Copies of all lines that contain "subject" are needed; take them from the data below.

Record set START

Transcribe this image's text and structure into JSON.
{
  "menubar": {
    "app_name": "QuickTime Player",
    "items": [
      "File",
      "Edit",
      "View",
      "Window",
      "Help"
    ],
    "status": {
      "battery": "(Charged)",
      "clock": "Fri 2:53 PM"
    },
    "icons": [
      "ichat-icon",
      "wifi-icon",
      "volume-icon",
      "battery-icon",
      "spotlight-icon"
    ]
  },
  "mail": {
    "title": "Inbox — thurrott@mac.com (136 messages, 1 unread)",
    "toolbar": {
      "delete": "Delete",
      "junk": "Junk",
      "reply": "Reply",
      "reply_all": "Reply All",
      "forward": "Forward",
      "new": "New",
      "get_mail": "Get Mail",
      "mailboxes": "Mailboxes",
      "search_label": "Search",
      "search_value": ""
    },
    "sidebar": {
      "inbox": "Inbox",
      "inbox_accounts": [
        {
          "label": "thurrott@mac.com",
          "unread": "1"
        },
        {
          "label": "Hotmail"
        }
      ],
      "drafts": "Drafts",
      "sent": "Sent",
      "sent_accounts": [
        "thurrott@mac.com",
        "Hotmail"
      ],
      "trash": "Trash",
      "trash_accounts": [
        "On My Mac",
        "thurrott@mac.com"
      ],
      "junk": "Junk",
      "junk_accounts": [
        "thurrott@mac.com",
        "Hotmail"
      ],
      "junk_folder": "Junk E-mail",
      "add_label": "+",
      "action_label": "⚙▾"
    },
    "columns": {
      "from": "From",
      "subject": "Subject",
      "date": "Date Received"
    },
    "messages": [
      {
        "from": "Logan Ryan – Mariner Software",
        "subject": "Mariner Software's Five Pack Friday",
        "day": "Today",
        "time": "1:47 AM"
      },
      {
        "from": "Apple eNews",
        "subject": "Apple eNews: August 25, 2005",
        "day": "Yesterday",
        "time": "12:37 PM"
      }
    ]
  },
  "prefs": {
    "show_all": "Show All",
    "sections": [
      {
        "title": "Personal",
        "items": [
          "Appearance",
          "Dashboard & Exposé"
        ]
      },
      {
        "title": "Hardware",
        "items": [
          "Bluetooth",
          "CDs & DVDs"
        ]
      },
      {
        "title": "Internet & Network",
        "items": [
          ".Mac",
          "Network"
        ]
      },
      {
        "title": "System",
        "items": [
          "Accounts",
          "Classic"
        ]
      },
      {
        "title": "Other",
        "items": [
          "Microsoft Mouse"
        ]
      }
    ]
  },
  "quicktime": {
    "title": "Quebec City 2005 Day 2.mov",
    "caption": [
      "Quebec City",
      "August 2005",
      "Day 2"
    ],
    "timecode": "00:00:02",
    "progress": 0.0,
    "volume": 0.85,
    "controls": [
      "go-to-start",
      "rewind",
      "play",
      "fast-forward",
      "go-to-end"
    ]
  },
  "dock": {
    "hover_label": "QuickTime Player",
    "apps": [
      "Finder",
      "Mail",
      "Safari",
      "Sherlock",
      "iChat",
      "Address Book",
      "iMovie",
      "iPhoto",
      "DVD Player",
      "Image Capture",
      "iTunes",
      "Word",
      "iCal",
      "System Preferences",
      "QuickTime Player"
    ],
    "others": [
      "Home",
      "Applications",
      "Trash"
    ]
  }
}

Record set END
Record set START

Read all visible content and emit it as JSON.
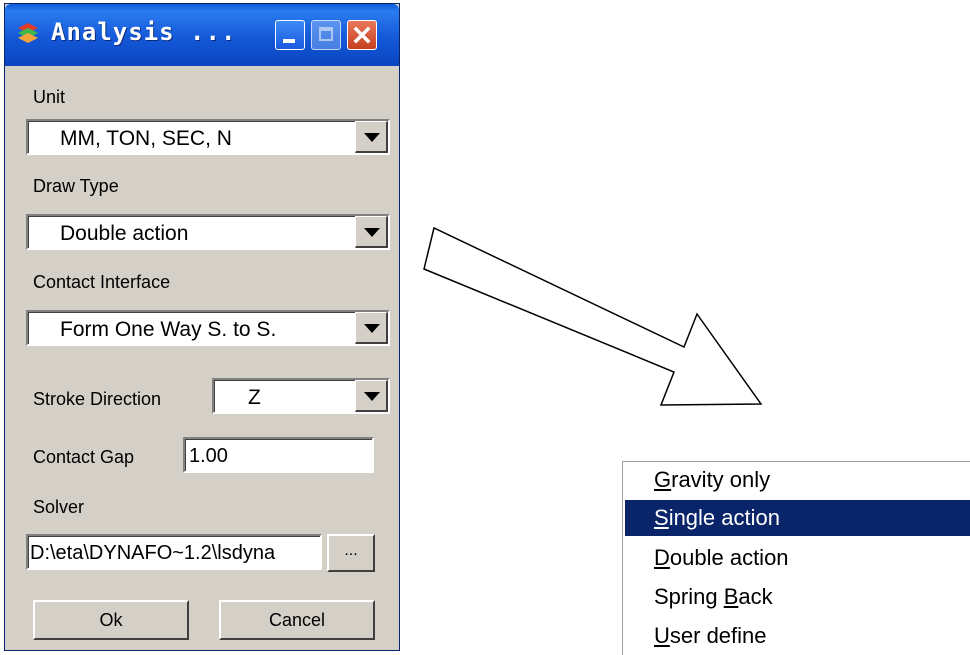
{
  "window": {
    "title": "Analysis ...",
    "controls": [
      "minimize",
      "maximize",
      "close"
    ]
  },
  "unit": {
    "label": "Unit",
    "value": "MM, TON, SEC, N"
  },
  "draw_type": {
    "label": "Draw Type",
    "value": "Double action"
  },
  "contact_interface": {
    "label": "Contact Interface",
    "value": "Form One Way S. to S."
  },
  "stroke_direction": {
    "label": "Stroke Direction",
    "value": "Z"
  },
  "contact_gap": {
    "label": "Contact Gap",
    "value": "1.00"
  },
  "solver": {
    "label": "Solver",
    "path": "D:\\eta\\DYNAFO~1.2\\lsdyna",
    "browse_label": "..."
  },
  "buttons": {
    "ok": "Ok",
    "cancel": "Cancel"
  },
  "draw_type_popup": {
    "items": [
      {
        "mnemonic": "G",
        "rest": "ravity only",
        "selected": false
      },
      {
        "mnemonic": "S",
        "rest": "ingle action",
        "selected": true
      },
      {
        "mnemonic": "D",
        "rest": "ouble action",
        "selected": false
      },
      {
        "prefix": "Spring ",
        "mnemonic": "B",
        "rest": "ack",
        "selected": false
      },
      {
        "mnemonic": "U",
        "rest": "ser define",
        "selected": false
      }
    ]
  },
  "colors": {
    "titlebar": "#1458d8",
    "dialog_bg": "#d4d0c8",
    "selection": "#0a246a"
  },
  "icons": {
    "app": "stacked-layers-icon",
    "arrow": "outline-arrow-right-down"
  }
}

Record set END

Answer
      "subject": "Subject",
        "subject": "Mariner Software's Five Pack Friday",
        "subject": "Apple eNews: August 25, 2005",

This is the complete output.